_Source information:_
Start of Block

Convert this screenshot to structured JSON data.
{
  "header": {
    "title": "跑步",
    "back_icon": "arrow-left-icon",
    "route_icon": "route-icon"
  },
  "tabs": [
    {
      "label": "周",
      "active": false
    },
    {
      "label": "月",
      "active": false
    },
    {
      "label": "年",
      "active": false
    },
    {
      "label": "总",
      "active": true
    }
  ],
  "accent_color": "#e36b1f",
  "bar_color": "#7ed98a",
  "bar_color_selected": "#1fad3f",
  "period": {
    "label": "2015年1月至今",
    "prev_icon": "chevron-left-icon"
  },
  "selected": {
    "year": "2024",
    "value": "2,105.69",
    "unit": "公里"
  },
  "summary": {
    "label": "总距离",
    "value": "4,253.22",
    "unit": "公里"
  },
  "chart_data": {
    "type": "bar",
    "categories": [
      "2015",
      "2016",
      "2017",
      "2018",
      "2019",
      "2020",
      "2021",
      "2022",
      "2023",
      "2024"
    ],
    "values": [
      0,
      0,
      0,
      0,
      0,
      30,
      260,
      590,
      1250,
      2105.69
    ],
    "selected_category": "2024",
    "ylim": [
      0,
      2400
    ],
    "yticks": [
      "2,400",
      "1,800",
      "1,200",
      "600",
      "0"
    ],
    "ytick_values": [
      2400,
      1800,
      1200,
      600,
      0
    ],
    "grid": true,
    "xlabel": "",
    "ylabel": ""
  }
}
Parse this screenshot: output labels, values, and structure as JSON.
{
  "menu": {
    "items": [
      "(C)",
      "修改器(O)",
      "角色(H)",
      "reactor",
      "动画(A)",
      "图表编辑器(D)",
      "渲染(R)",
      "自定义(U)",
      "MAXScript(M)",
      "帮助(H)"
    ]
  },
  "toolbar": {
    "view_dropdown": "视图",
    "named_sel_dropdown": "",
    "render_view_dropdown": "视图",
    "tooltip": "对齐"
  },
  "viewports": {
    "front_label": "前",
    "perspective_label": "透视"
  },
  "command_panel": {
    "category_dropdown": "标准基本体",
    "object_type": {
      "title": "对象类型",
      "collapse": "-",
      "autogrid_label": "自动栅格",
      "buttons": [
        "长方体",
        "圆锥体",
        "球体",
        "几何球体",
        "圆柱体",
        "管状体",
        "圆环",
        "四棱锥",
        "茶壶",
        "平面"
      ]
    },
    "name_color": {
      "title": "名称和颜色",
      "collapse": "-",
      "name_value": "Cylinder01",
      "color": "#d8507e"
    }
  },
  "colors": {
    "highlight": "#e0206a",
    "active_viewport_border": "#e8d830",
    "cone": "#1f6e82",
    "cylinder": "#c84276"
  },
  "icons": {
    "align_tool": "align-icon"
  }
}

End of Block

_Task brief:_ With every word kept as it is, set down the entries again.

_The answer:_
Convert this screenshot to structured JSON data.
{
  "header": {
    "title": "跑步",
    "back_icon": "arrow-left-icon",
    "route_icon": "route-icon"
  },
  "tabs": [
    {
      "label": "周",
      "active": false
    },
    {
      "label": "月",
      "active": false
    },
    {
      "label": "年",
      "active": false
    },
    {
      "label": "总",
      "active": true
    }
  ],
  "accent_color": "#e36b1f",
  "bar_color": "#7ed98a",
  "bar_color_selected": "#1fad3f",
  "period": {
    "label": "2015年1月至今",
    "prev_icon": "chevron-left-icon"
  },
  "selected": {
    "year": "2024",
    "value": "2,105.69",
    "unit": "公里"
  },
  "summary": {
    "label": "总距离",
    "value": "4,253.22",
    "unit": "公里"
  },
  "chart_data": {
    "type": "bar",
    "categories": [
      "2015",
      "2016",
      "2017",
      "2018",
      "2019",
      "2020",
      "2021",
      "2022",
      "2023",
      "2024"
    ],
    "values": [
      0,
      0,
      0,
      0,
      0,
      30,
      260,
      590,
      1250,
      2105.69
    ],
    "selected_category": "2024",
    "ylim": [
      0,
      2400
    ],
    "yticks": [
      "2,400",
      "1,800",
      "1,200",
      "600",
      "0"
    ],
    "ytick_values": [
      2400,
      1800,
      1200,
      600,
      0
    ],
    "grid": true,
    "xlabel": "",
    "ylabel": ""
  }
}
Parse this screenshot: output labels, values, and structure as JSON.
{
  "menu": {
    "items": [
      "(C)",
      "修改器(O)",
      "角色(H)",
      "reactor",
      "动画(A)",
      "图表编辑器(D)",
      "渲染(R)",
      "自定义(U)",
      "MAXScript(M)",
      "帮助(H)"
    ]
  },
  "toolbar": {
    "view_dropdown": "视图",
    "named_sel_dropdown": "",
    "render_view_dropdown": "视图",
    "tooltip": "对齐"
  },
  "viewports": {
    "front_label": "前",
    "perspective_label": "透视"
  },
  "command_panel": {
    "category_dropdown": "标准基本体",
    "object_type": {
      "title": "对象类型",
      "collapse": "-",
      "autogrid_label": "自动栅格",
      "buttons": [
        "长方体",
        "圆锥体",
        "球体",
        "几何球体",
        "圆柱体",
        "管状体",
        "圆环",
        "四棱锥",
        "茶壶",
        "平面"
      ]
    },
    "name_color": {
      "title": "名称和颜色",
      "collapse": "-",
      "name_value": "Cylinder01",
      "color": "#d8507e"
    }
  },
  "colors": {
    "highlight": "#e0206a",
    "active_viewport_border": "#e8d830",
    "cone": "#1f6e82",
    "cylinder": "#c84276"
  },
  "icons": {
    "align_tool": "align-icon"
  }
}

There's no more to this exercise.